Investing app Stash raises $125 million as it looks to add new customers — just not day traders
Stash founders: Ed Robinson (L) and Brandon War
Stock trading app Stash plans to announce a $ 125 million venture investment to drive customer growth. But it’s not about attracting the trader who could bet on GameStop.
The New York-based company will announce a Series G funding round Wednesday, led by Eldridge with the participation of T. Rowe Price and others. The cash injection puts Stash’s valuation at $ 1.4 billion, according to people familiar with the matter.
“We built a bad day trading system on purpose,” Stash founder and CEO Brandon Krieg told CNBC. “Our brand and message, as well as our onboarding, are not attractive to someone who comes into daily trading.”
Krieg said while individual stocks are allowed to be traded on Stash, he does not allow margin or option trades to be traded. The app also does not provide real-time market data.
The announcement follows a hectic week for Stash and most trading apps and brokerage firms. Robinhood and Interactive Brokers restricted trading in certain volatile stocks like GameStop and AMC as they went viral on social media.
Stash said it temporarily ceased trading with AMC and GameStop after its clearing firm Apex temporarily stopped accepting buy orders. These limits have been lifted at Stash and still vary at other brokerage firms.
The stock market ushered in a flood of new investors last year. According to JMP Securities, the industry added a record 10 million accounts, 6 million of which were from Robinhood alone. Stash said it doubled its clientele to a total of 5 million accounts last year and increased assets under management to $ 2.5 billion.
Stash makes money with a subscription fee that is billed to its customers. The CEO said the start-up would not benefit from selling client businesses to high-frequency trading companies. Robinhood and other brokerage firms rely on this source of income behind the scenes to provide free trading.
Stash’s interface offers more “hand-holding” to new investors than some of its competitors, Krieg said. Comparing it to a private bank for individual traders, he said he was looking to the weight loss industry.
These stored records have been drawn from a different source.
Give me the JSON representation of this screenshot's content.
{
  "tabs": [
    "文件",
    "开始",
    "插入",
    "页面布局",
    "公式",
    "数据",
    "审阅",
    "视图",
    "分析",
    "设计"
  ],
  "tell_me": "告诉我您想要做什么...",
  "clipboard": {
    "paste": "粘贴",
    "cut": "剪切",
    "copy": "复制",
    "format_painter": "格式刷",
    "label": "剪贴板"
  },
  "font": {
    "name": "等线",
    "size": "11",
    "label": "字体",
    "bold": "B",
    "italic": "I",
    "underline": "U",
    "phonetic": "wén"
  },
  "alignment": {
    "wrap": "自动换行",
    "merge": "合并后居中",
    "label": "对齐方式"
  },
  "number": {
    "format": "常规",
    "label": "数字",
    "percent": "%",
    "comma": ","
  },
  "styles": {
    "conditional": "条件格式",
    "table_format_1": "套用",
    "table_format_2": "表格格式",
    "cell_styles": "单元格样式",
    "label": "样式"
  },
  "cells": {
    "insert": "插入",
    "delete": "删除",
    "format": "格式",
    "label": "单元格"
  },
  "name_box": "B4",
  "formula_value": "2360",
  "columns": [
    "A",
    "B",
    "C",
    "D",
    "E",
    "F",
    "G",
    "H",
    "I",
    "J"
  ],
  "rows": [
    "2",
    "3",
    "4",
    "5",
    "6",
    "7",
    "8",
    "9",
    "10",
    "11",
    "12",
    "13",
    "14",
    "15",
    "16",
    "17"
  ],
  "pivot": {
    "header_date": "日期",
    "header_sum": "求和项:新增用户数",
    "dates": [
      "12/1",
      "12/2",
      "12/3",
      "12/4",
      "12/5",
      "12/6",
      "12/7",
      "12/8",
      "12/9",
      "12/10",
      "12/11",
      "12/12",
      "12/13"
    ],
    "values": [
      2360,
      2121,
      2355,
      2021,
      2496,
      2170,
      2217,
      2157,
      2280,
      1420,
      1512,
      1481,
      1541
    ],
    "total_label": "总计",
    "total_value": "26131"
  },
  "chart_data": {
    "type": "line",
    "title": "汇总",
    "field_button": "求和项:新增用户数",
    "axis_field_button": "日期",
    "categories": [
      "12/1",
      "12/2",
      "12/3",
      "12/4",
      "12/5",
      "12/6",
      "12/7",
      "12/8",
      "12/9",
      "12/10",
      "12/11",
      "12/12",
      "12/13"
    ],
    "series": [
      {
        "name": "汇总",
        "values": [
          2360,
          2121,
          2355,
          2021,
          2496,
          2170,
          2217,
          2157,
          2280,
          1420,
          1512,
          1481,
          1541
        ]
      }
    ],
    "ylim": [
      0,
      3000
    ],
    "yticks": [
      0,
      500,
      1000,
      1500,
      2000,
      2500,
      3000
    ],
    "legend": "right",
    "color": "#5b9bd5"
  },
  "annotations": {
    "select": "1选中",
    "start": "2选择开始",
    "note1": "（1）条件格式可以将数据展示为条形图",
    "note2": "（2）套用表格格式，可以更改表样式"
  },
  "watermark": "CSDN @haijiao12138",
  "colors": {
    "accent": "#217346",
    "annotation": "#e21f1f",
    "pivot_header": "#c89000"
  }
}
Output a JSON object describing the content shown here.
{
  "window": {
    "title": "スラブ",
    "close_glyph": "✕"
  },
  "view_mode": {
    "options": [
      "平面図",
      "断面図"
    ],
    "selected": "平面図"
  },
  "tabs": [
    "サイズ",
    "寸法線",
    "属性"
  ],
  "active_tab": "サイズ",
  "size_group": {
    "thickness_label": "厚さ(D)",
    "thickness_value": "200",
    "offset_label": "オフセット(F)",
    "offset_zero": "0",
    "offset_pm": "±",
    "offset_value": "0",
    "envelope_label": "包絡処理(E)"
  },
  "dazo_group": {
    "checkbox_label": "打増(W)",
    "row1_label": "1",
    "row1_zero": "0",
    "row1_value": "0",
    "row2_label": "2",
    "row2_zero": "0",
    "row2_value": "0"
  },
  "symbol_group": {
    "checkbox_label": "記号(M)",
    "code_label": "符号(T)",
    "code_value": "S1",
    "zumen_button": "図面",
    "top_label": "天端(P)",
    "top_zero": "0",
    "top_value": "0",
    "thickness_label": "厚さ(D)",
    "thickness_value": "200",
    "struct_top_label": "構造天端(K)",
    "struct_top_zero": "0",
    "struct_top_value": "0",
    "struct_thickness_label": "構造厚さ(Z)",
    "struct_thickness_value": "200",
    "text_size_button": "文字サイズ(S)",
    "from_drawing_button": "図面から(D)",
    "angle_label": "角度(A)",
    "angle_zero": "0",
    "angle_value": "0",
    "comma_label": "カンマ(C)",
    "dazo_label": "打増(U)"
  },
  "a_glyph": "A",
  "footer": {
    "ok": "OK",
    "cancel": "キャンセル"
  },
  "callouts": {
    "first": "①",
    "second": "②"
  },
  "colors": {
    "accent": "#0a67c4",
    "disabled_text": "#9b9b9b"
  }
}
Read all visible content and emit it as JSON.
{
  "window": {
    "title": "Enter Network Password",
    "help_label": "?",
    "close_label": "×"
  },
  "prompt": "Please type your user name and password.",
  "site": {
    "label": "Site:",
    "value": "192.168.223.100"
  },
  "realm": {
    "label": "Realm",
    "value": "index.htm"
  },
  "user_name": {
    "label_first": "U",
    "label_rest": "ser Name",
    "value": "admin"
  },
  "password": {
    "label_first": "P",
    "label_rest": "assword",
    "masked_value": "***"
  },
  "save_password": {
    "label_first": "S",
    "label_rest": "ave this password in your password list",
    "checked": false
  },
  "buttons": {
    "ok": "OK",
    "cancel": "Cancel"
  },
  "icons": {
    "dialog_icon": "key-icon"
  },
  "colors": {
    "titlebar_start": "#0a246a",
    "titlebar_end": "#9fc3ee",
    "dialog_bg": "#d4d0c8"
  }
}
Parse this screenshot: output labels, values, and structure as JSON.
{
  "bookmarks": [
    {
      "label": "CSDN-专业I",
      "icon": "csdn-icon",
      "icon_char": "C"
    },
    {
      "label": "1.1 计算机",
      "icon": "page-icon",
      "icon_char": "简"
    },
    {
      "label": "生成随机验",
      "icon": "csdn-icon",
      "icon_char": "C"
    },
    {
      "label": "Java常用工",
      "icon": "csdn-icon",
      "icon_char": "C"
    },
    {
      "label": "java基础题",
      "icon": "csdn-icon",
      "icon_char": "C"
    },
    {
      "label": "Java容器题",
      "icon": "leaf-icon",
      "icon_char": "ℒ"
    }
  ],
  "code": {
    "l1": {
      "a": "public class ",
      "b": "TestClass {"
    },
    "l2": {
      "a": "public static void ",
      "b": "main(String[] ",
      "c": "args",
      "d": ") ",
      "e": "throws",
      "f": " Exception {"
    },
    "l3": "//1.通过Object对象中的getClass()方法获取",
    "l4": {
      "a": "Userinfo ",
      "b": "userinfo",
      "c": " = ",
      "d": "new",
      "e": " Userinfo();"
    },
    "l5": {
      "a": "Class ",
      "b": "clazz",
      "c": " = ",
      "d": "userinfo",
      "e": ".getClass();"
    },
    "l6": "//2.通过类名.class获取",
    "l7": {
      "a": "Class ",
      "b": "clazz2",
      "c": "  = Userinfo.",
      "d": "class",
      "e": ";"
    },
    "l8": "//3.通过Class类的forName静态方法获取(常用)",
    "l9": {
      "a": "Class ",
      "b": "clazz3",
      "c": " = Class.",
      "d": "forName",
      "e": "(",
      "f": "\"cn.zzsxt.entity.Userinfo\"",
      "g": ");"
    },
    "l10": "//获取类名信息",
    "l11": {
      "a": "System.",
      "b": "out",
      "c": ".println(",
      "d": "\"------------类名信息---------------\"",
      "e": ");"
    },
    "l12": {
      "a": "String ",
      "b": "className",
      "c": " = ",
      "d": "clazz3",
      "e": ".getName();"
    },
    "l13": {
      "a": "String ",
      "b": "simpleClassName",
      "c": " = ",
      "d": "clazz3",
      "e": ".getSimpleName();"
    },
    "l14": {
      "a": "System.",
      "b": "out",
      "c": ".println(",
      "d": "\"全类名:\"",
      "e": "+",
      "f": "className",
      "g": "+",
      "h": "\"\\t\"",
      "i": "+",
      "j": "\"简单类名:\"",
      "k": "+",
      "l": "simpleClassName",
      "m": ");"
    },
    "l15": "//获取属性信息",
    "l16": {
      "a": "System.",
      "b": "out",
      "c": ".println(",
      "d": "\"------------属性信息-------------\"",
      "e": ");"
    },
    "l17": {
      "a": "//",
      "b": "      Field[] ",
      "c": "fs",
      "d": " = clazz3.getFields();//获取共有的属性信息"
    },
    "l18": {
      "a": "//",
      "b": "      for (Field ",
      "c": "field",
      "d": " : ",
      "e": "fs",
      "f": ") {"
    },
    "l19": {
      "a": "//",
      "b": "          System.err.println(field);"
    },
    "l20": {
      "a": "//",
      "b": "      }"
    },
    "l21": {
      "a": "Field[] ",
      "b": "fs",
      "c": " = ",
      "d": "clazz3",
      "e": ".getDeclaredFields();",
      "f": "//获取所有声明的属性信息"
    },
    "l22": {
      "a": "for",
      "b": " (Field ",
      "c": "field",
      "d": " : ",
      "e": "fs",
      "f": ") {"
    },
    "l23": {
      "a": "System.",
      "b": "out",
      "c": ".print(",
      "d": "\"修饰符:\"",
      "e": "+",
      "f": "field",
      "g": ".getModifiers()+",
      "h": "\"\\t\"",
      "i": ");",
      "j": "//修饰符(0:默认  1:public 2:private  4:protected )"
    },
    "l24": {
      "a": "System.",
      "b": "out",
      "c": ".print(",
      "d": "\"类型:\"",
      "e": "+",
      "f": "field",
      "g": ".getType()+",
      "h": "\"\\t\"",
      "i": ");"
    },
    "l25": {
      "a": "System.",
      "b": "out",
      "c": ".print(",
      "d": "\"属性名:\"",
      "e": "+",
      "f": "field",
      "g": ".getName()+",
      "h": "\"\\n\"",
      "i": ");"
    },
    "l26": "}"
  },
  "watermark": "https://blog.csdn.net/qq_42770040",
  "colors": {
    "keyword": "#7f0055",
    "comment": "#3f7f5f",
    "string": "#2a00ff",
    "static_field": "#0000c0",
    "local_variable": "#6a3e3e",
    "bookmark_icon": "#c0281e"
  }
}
“If you want to lose 30 pounds, you can’t lose it in a day – that’s how it works in financial services,” said Krieg. “We have a simple investment philosophy: buy and hold over the long term and diversify.”